• **Requirement**: Look through the data that follows and copy each line with the string "quote".

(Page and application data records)
#####

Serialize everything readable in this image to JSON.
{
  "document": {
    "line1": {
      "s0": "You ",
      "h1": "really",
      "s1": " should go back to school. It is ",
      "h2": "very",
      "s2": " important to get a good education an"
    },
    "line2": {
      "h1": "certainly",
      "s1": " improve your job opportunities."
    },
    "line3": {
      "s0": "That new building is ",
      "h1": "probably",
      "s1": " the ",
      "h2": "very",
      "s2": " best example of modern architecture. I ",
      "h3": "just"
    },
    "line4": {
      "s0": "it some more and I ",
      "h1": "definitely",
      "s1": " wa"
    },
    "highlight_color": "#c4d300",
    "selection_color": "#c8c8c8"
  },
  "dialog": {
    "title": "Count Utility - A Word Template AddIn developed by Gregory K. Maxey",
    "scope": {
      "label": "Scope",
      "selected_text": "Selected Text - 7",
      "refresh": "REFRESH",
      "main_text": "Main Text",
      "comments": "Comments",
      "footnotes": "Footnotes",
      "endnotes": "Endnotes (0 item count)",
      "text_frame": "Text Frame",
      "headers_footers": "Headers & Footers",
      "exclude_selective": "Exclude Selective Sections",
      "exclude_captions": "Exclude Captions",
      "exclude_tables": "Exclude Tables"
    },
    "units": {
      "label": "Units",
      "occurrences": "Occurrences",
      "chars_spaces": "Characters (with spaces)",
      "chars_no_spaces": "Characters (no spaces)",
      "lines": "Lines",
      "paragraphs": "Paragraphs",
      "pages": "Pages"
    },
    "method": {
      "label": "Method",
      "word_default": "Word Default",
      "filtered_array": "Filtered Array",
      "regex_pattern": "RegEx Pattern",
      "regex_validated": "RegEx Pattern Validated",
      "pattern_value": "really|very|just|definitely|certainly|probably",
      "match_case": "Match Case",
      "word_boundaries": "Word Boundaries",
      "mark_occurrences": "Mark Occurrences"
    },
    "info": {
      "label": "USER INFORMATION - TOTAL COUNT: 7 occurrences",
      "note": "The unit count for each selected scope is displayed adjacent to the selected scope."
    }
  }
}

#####

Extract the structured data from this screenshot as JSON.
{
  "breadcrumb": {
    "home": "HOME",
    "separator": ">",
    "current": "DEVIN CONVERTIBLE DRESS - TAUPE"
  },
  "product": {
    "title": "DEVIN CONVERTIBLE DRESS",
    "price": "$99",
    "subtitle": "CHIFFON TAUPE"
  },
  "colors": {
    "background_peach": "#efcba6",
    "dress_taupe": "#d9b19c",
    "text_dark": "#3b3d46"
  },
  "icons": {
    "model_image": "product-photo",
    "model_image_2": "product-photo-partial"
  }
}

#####

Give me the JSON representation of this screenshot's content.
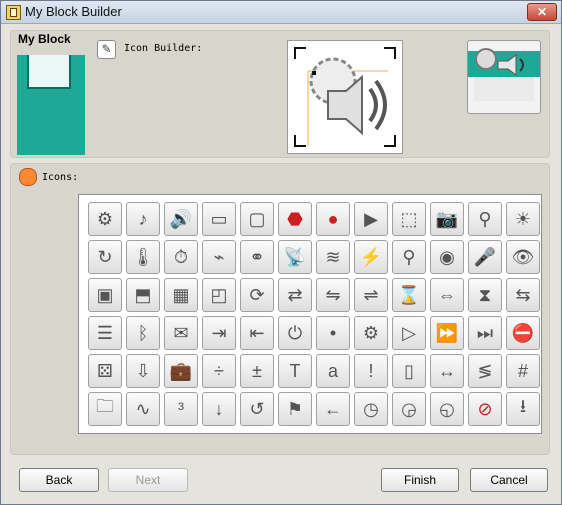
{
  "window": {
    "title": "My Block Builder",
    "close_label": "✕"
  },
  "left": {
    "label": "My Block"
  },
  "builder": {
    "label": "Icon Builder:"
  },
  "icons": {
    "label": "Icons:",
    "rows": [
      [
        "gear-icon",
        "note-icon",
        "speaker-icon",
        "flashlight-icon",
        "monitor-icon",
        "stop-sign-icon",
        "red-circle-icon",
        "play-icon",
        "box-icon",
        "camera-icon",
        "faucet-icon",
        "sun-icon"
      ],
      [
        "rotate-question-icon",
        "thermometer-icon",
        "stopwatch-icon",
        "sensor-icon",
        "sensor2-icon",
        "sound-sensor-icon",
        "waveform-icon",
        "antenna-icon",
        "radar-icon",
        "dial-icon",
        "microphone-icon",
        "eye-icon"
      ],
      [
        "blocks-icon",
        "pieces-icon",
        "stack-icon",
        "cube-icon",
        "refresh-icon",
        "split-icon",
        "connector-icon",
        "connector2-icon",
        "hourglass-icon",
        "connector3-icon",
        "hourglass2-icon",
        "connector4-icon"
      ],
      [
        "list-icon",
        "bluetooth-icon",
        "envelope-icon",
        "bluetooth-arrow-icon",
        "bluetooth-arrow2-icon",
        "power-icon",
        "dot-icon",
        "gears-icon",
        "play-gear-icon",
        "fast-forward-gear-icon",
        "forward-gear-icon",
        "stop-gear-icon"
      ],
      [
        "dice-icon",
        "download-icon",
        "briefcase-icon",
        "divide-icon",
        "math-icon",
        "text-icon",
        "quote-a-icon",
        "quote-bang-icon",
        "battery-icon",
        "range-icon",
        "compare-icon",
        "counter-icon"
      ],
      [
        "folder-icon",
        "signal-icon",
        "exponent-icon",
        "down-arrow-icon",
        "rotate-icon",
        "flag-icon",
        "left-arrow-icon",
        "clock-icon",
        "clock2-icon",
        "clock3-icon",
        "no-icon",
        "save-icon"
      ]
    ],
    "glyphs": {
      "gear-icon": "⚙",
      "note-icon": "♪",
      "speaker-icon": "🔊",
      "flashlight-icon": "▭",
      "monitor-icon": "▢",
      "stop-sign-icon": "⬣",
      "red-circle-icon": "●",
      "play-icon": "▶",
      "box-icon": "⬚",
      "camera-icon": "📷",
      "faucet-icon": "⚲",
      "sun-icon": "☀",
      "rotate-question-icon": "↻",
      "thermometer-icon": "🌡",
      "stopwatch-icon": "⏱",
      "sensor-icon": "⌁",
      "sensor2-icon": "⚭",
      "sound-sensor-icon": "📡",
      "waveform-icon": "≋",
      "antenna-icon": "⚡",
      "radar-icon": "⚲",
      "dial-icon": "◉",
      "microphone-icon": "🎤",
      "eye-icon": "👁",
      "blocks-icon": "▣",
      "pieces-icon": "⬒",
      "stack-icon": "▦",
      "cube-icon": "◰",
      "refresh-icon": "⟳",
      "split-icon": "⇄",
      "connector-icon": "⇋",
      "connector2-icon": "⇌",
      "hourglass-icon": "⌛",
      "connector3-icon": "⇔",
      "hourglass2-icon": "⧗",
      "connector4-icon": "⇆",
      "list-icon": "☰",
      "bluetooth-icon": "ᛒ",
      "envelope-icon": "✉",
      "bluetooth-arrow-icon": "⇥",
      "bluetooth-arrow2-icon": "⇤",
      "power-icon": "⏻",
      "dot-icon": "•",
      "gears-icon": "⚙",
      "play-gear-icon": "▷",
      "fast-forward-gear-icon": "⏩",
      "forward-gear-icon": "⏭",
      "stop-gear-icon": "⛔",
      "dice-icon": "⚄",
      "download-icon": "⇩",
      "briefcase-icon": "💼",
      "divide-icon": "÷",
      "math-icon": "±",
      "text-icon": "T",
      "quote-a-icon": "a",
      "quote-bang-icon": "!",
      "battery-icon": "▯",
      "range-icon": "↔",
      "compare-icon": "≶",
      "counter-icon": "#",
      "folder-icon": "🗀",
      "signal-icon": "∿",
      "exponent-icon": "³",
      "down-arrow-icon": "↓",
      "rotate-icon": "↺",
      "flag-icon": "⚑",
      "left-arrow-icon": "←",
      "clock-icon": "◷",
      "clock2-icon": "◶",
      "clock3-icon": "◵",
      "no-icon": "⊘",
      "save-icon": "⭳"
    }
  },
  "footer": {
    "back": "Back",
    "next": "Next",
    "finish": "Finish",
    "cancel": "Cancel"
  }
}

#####

• **Answer to this problem**:
        "quote-a-icon",
        "quote-bang-icon",
      "quote-a-icon": "a",
      "quote-bang-icon": "!",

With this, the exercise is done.